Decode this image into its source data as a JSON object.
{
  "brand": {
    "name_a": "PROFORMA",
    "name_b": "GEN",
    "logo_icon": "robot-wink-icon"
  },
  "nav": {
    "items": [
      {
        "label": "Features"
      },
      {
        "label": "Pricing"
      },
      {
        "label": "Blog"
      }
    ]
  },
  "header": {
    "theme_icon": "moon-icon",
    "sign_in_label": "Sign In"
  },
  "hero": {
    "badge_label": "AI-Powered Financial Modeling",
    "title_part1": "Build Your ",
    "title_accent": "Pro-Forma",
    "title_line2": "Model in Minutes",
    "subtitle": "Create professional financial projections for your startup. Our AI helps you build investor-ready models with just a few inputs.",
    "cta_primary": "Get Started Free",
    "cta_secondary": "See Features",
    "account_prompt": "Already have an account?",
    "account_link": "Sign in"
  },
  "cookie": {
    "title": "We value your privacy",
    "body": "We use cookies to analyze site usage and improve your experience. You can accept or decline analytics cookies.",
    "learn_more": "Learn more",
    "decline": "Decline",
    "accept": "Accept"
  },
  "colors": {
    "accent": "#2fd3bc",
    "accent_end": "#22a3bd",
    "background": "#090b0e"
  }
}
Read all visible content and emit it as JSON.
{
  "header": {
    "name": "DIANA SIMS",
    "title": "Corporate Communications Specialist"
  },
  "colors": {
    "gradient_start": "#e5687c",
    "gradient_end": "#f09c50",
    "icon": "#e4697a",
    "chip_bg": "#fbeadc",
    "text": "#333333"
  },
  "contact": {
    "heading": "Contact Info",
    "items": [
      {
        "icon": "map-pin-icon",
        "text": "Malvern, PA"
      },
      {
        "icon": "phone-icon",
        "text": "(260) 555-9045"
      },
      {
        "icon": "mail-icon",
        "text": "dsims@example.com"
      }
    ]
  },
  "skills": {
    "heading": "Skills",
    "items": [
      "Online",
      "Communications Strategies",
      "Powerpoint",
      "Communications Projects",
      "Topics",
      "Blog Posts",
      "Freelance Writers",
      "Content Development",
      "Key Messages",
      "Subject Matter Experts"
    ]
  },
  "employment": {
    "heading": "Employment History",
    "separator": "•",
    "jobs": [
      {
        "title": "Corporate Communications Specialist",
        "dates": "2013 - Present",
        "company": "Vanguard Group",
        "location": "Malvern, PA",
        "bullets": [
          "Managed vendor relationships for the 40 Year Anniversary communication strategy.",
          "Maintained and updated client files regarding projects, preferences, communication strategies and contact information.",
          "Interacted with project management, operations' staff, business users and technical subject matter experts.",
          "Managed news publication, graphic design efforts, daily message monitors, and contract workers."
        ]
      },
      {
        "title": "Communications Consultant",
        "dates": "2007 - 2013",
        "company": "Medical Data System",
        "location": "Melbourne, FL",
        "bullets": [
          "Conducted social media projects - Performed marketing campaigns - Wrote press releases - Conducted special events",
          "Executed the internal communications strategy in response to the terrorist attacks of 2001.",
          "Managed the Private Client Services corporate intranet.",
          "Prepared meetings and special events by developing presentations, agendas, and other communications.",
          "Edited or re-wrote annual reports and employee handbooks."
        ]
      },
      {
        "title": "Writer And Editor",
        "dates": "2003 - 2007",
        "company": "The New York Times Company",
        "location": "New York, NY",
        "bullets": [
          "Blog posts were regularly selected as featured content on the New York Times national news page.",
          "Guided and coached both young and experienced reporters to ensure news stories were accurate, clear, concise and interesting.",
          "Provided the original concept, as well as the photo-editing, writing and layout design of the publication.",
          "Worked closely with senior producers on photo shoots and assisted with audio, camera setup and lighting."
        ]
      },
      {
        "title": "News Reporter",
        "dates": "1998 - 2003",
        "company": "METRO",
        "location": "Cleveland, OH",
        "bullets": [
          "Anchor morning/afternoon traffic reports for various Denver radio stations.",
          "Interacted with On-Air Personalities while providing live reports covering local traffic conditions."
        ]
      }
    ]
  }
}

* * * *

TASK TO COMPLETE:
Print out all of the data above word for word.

RESPONSE TO THE TASK:
Decode this image into its source data as a JSON object.
{
  "brand": {
    "name_a": "PROFORMA",
    "name_b": "GEN",
    "logo_icon": "robot-wink-icon"
  },
  "nav": {
    "items": [
      {
        "label": "Features"
      },
      {
        "label": "Pricing"
      },
      {
        "label": "Blog"
      }
    ]
  },
  "header": {
    "theme_icon": "moon-icon",
    "sign_in_label": "Sign In"
  },
  "hero": {
    "badge_label": "AI-Powered Financial Modeling",
    "title_part1": "Build Your ",
    "title_accent": "Pro-Forma",
    "title_line2": "Model in Minutes",
    "subtitle": "Create professional financial projections for your startup. Our AI helps you build investor-ready models with just a few inputs.",
    "cta_primary": "Get Started Free",
    "cta_secondary": "See Features",
    "account_prompt": "Already have an account?",
    "account_link": "Sign in"
  },
  "cookie": {
    "title": "We value your privacy",
    "body": "We use cookies to analyze site usage and improve your experience. You can accept or decline analytics cookies.",
    "learn_more": "Learn more",
    "decline": "Decline",
    "accept": "Accept"
  },
  "colors": {
    "accent": "#2fd3bc",
    "accent_end": "#22a3bd",
    "background": "#090b0e"
  }
}
Read all visible content and emit it as JSON.
{
  "header": {
    "name": "DIANA SIMS",
    "title": "Corporate Communications Specialist"
  },
  "colors": {
    "gradient_start": "#e5687c",
    "gradient_end": "#f09c50",
    "icon": "#e4697a",
    "chip_bg": "#fbeadc",
    "text": "#333333"
  },
  "contact": {
    "heading": "Contact Info",
    "items": [
      {
        "icon": "map-pin-icon",
        "text": "Malvern, PA"
      },
      {
        "icon": "phone-icon",
        "text": "(260) 555-9045"
      },
      {
        "icon": "mail-icon",
        "text": "dsims@example.com"
      }
    ]
  },
  "skills": {
    "heading": "Skills",
    "items": [
      "Online",
      "Communications Strategies",
      "Powerpoint",
      "Communications Projects",
      "Topics",
      "Blog Posts",
      "Freelance Writers",
      "Content Development",
      "Key Messages",
      "Subject Matter Experts"
    ]
  },
  "employment": {
    "heading": "Employment History",
    "separator": "•",
    "jobs": [
      {
        "title": "Corporate Communications Specialist",
        "dates": "2013 - Present",
        "company": "Vanguard Group",
        "location": "Malvern, PA",
        "bullets": [
          "Managed vendor relationships for the 40 Year Anniversary communication strategy.",
          "Maintained and updated client files regarding projects, preferences, communication strategies and contact information.",
          "Interacted with project management, operations' staff, business users and technical subject matter experts.",
          "Managed news publication, graphic design efforts, daily message monitors, and contract workers."
        ]
      },
      {
        "title": "Communications Consultant",
        "dates": "2007 - 2013",
        "company": "Medical Data System",
        "location": "Melbourne, FL",
        "bullets": [
          "Conducted social media projects - Performed marketing campaigns - Wrote press releases - Conducted special events",
          "Executed the internal communications strategy in response to the terrorist attacks of 2001.",
          "Managed the Private Client Services corporate intranet.",
          "Prepared meetings and special events by developing presentations, agendas, and other communications.",
          "Edited or re-wrote annual reports and employee handbooks."
        ]
      },
      {
        "title": "Writer And Editor",
        "dates": "2003 - 2007",
        "company": "The New York Times Company",
        "location": "New York, NY",
        "bullets": [
          "Blog posts were regularly selected as featured content on the New York Times national news page.",
          "Guided and coached both young and experienced reporters to ensure news stories were accurate, clear, concise and interesting.",
          "Provided the original concept, as well as the photo-editing, writing and layout design of the publication.",
          "Worked closely with senior producers on photo shoots and assisted with audio, camera setup and lighting."
        ]
      },
      {
        "title": "News Reporter",
        "dates": "1998 - 2003",
        "company": "METRO",
        "location": "Cleveland, OH",
        "bullets": [
          "Anchor morning/afternoon traffic reports for various Denver radio stations.",
          "Interacted with On-Air Personalities while providing live reports covering local traffic conditions."
        ]
      }
    ]
  }
}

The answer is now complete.